Description of the task
Among these records, which lines include "details"? Copy them out.

Input data

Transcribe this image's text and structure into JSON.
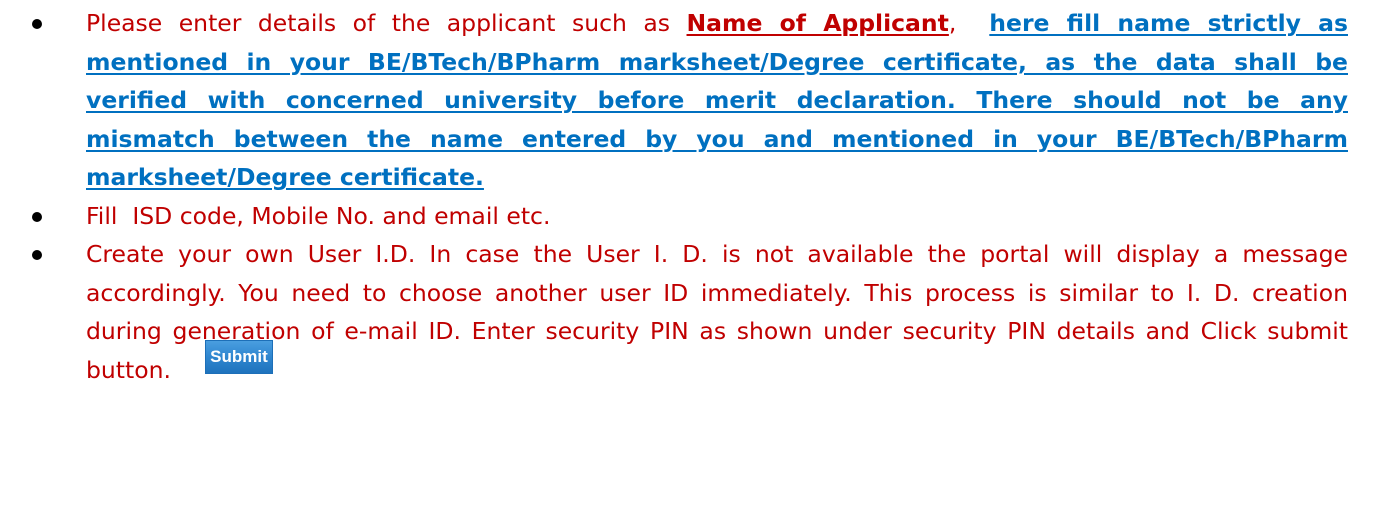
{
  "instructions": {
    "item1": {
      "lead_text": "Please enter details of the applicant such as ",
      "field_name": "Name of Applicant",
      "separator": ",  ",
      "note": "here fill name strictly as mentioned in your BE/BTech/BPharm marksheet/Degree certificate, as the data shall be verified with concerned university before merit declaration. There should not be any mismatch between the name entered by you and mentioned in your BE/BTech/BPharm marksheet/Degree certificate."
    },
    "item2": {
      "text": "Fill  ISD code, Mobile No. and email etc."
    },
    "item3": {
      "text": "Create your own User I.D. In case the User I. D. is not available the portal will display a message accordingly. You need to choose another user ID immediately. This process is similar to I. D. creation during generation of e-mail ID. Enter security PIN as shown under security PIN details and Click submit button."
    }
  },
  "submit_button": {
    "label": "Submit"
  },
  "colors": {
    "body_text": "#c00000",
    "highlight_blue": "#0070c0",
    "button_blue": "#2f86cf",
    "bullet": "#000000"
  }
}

Task answer
      "lead_text": "Please enter details of the applicant such as ",
      "text": "Create your own User I.D. In case the User I. D. is not available the portal will display a message accordingly. You need to choose another user ID immediately. This process is similar to I. D. creation during generation of e-mail ID. Enter security PIN as shown under security PIN details and Click submit button."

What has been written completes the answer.